Excerpts from a dataset

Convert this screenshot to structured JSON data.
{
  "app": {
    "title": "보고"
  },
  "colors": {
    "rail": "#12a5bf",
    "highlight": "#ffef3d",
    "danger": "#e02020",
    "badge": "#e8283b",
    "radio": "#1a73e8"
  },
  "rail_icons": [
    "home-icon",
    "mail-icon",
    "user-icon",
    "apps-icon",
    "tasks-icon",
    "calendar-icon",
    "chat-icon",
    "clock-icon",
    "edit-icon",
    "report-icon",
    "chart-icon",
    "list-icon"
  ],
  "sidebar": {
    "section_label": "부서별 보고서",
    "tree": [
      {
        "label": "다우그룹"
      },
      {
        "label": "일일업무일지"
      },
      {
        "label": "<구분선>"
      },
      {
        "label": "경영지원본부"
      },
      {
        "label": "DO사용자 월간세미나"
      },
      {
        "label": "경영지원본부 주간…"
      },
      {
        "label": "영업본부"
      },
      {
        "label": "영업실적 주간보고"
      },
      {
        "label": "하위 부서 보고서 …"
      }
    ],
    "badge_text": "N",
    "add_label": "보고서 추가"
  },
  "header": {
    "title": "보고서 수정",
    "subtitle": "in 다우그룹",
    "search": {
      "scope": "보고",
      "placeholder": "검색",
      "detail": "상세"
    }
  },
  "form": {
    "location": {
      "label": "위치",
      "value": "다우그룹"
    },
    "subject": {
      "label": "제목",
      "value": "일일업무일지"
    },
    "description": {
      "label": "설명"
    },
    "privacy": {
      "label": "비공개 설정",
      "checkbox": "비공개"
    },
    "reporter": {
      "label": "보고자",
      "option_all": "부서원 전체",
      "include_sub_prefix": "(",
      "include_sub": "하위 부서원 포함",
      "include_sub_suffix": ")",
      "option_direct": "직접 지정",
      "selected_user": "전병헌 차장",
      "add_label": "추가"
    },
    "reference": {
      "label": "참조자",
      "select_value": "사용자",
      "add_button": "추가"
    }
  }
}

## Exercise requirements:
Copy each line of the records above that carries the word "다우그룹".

## Final answer:
        "label": "다우그룹"
    "subtitle": "in 다우그룹",
      "value": "다우그룹"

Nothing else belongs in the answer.